> EXERCISE AIM: Each record below should be returned word for word, with no pictures included.

> EXTRACTED ENTRIES:
⁂

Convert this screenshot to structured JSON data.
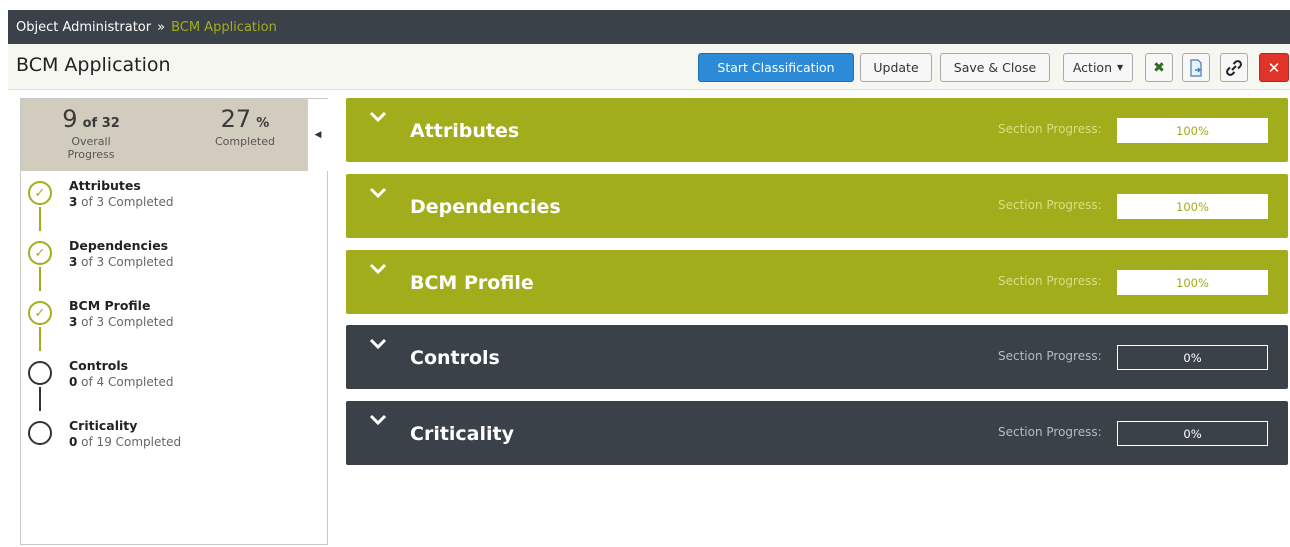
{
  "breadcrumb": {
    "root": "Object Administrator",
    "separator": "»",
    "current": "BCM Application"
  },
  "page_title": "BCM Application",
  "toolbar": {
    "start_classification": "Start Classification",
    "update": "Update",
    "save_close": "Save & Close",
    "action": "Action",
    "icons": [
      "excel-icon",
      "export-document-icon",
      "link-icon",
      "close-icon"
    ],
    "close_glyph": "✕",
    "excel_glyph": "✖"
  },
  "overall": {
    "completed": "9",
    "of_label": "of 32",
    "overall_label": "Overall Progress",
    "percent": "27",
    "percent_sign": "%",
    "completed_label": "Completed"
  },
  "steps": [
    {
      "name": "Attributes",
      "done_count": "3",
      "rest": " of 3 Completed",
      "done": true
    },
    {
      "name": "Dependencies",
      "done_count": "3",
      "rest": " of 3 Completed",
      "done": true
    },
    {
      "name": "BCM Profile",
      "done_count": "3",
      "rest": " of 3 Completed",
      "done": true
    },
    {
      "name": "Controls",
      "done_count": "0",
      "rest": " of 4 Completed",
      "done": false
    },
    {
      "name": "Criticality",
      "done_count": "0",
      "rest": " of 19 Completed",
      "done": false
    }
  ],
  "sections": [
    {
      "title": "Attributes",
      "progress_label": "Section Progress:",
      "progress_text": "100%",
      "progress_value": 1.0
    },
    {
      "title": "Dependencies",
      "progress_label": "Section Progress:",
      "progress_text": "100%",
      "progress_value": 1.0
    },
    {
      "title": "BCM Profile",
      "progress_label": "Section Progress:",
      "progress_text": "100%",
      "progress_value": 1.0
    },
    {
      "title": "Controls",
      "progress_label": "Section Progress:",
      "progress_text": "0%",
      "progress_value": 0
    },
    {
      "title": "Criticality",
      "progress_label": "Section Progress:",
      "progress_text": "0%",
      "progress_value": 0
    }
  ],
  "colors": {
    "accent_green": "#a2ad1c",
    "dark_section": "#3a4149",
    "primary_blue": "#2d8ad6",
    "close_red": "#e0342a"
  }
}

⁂

> SOLUTION TO THE EXERCISE:
Convert this screenshot to structured JSON data.
{
  "breadcrumb": {
    "root": "Object Administrator",
    "separator": "»",
    "current": "BCM Application"
  },
  "page_title": "BCM Application",
  "toolbar": {
    "start_classification": "Start Classification",
    "update": "Update",
    "save_close": "Save & Close",
    "action": "Action",
    "icons": [
      "excel-icon",
      "export-document-icon",
      "link-icon",
      "close-icon"
    ],
    "close_glyph": "✕",
    "excel_glyph": "✖"
  },
  "overall": {
    "completed": "9",
    "of_label": "of 32",
    "overall_label": "Overall Progress",
    "percent": "27",
    "percent_sign": "%",
    "completed_label": "Completed"
  },
  "steps": [
    {
      "name": "Attributes",
      "done_count": "3",
      "rest": " of 3 Completed",
      "done": true
    },
    {
      "name": "Dependencies",
      "done_count": "3",
      "rest": " of 3 Completed",
      "done": true
    },
    {
      "name": "BCM Profile",
      "done_count": "3",
      "rest": " of 3 Completed",
      "done": true
    },
    {
      "name": "Controls",
      "done_count": "0",
      "rest": " of 4 Completed",
      "done": false
    },
    {
      "name": "Criticality",
      "done_count": "0",
      "rest": " of 19 Completed",
      "done": false
    }
  ],
  "sections": [
    {
      "title": "Attributes",
      "progress_label": "Section Progress:",
      "progress_text": "100%",
      "progress_value": 1.0
    },
    {
      "title": "Dependencies",
      "progress_label": "Section Progress:",
      "progress_text": "100%",
      "progress_value": 1.0
    },
    {
      "title": "BCM Profile",
      "progress_label": "Section Progress:",
      "progress_text": "100%",
      "progress_value": 1.0
    },
    {
      "title": "Controls",
      "progress_label": "Section Progress:",
      "progress_text": "0%",
      "progress_value": 0
    },
    {
      "title": "Criticality",
      "progress_label": "Section Progress:",
      "progress_text": "0%",
      "progress_value": 0
    }
  ],
  "colors": {
    "accent_green": "#a2ad1c",
    "dark_section": "#3a4149",
    "primary_blue": "#2d8ad6",
    "close_red": "#e0342a"
  }
}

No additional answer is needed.